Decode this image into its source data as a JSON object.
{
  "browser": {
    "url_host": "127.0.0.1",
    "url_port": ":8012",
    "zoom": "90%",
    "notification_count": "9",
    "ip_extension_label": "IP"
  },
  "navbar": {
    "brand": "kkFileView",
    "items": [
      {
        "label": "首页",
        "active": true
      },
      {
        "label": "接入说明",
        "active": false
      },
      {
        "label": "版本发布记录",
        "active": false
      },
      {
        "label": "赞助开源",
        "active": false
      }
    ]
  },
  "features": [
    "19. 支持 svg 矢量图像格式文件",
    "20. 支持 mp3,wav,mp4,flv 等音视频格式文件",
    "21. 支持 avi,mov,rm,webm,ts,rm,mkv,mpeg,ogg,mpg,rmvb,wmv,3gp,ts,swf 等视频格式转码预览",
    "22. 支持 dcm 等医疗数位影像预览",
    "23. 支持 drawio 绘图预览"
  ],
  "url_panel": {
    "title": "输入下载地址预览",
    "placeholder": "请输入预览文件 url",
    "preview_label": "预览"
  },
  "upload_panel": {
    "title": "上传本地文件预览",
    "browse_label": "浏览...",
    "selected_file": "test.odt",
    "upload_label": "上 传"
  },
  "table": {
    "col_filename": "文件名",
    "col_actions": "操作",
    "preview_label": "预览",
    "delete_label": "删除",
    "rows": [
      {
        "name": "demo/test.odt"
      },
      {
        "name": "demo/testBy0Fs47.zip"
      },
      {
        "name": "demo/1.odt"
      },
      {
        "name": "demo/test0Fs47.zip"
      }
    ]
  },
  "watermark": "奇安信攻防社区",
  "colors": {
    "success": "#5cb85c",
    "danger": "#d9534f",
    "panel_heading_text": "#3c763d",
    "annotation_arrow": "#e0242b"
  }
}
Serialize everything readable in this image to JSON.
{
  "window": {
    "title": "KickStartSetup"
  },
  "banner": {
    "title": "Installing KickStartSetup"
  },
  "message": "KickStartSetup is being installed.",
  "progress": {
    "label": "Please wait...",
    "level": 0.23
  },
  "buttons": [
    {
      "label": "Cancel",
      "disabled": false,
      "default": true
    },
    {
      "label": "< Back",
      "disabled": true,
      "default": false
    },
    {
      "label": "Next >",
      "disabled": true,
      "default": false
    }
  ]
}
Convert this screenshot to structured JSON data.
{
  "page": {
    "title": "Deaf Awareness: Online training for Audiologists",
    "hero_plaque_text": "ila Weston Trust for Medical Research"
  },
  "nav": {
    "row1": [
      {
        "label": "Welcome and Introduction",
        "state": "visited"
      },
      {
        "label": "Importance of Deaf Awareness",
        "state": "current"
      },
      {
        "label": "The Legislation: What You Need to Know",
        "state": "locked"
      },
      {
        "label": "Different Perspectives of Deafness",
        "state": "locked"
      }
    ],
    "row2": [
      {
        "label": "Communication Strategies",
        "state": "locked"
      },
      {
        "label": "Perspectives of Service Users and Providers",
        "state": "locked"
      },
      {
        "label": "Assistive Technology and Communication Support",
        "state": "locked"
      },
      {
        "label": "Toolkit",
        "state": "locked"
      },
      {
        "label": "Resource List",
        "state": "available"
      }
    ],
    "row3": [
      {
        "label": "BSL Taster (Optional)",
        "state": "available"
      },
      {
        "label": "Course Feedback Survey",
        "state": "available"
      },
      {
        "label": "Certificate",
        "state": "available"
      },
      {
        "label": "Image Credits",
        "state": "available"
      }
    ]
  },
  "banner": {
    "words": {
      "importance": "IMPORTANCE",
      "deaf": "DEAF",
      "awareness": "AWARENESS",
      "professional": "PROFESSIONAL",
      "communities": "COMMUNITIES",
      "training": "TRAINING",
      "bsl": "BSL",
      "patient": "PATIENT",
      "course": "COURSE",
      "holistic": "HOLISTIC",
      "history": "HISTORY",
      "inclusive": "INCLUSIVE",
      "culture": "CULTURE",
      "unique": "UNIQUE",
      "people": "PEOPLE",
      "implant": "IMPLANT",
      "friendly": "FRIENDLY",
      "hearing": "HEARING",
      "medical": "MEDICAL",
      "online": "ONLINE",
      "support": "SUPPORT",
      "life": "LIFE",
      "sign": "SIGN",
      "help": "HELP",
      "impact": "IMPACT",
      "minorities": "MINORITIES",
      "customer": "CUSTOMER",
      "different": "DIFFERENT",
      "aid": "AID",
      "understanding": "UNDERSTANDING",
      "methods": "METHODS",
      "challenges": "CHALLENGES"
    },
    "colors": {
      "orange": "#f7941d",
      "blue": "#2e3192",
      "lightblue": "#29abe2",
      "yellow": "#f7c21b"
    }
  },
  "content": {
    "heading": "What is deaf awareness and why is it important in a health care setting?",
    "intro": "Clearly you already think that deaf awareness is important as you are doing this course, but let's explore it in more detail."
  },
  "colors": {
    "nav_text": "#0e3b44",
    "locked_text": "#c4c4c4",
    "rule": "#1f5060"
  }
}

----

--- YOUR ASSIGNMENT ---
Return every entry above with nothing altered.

--- RESPONSE TO THE EXERCISE ---
Decode this image into its source data as a JSON object.
{
  "browser": {
    "url_host": "127.0.0.1",
    "url_port": ":8012",
    "zoom": "90%",
    "notification_count": "9",
    "ip_extension_label": "IP"
  },
  "navbar": {
    "brand": "kkFileView",
    "items": [
      {
        "label": "首页",
        "active": true
      },
      {
        "label": "接入说明",
        "active": false
      },
      {
        "label": "版本发布记录",
        "active": false
      },
      {
        "label": "赞助开源",
        "active": false
      }
    ]
  },
  "features": [
    "19. 支持 svg 矢量图像格式文件",
    "20. 支持 mp3,wav,mp4,flv 等音视频格式文件",
    "21. 支持 avi,mov,rm,webm,ts,rm,mkv,mpeg,ogg,mpg,rmvb,wmv,3gp,ts,swf 等视频格式转码预览",
    "22. 支持 dcm 等医疗数位影像预览",
    "23. 支持 drawio 绘图预览"
  ],
  "url_panel": {
    "title": "输入下载地址预览",
    "placeholder": "请输入预览文件 url",
    "preview_label": "预览"
  },
  "upload_panel": {
    "title": "上传本地文件预览",
    "browse_label": "浏览...",
    "selected_file": "test.odt",
    "upload_label": "上 传"
  },
  "table": {
    "col_filename": "文件名",
    "col_actions": "操作",
    "preview_label": "预览",
    "delete_label": "删除",
    "rows": [
      {
        "name": "demo/test.odt"
      },
      {
        "name": "demo/testBy0Fs47.zip"
      },
      {
        "name": "demo/1.odt"
      },
      {
        "name": "demo/test0Fs47.zip"
      }
    ]
  },
  "watermark": "奇安信攻防社区",
  "colors": {
    "success": "#5cb85c",
    "danger": "#d9534f",
    "panel_heading_text": "#3c763d",
    "annotation_arrow": "#e0242b"
  }
}
Serialize everything readable in this image to JSON.
{
  "window": {
    "title": "KickStartSetup"
  },
  "banner": {
    "title": "Installing KickStartSetup"
  },
  "message": "KickStartSetup is being installed.",
  "progress": {
    "label": "Please wait...",
    "level": 0.23
  },
  "buttons": [
    {
      "label": "Cancel",
      "disabled": false,
      "default": true
    },
    {
      "label": "< Back",
      "disabled": true,
      "default": false
    },
    {
      "label": "Next >",
      "disabled": true,
      "default": false
    }
  ]
}
Convert this screenshot to structured JSON data.
{
  "page": {
    "title": "Deaf Awareness: Online training for Audiologists",
    "hero_plaque_text": "ila Weston Trust for Medical Research"
  },
  "nav": {
    "row1": [
      {
        "label": "Welcome and Introduction",
        "state": "visited"
      },
      {
        "label": "Importance of Deaf Awareness",
        "state": "current"
      },
      {
        "label": "The Legislation: What You Need to Know",
        "state": "locked"
      },
      {
        "label": "Different Perspectives of Deafness",
        "state": "locked"
      }
    ],
    "row2": [
      {
        "label": "Communication Strategies",
        "state": "locked"
      },
      {
        "label": "Perspectives of Service Users and Providers",
        "state": "locked"
      },
      {
        "label": "Assistive Technology and Communication Support",
        "state": "locked"
      },
      {
        "label": "Toolkit",
        "state": "locked"
      },
      {
        "label": "Resource List",
        "state": "available"
      }
    ],
    "row3": [
      {
        "label": "BSL Taster (Optional)",
        "state": "available"
      },
      {
        "label": "Course Feedback Survey",
        "state": "available"
      },
      {
        "label": "Certificate",
        "state": "available"
      },
      {
        "label": "Image Credits",
        "state": "available"
      }
    ]
  },
  "banner": {
    "words": {
      "importance": "IMPORTANCE",
      "deaf": "DEAF",
      "awareness": "AWARENESS",
      "professional": "PROFESSIONAL",
      "communities": "COMMUNITIES",
      "training": "TRAINING",
      "bsl": "BSL",
      "patient": "PATIENT",
      "course": "COURSE",
      "holistic": "HOLISTIC",
      "history": "HISTORY",
      "inclusive": "INCLUSIVE",
      "culture": "CULTURE",
      "unique": "UNIQUE",
      "people": "PEOPLE",
      "implant": "IMPLANT",
      "friendly": "FRIENDLY",
      "hearing": "HEARING",
      "medical": "MEDICAL",
      "online": "ONLINE",
      "support": "SUPPORT",
      "life": "LIFE",
      "sign": "SIGN",
      "help": "HELP",
      "impact": "IMPACT",
      "minorities": "MINORITIES",
      "customer": "CUSTOMER",
      "different": "DIFFERENT",
      "aid": "AID",
      "understanding": "UNDERSTANDING",
      "methods": "METHODS",
      "challenges": "CHALLENGES"
    },
    "colors": {
      "orange": "#f7941d",
      "blue": "#2e3192",
      "lightblue": "#29abe2",
      "yellow": "#f7c21b"
    }
  },
  "content": {
    "heading": "What is deaf awareness and why is it important in a health care setting?",
    "intro": "Clearly you already think that deaf awareness is important as you are doing this course, but let's explore it in more detail."
  },
  "colors": {
    "nav_text": "#0e3b44",
    "locked_text": "#c4c4c4",
    "rule": "#1f5060"
  }
}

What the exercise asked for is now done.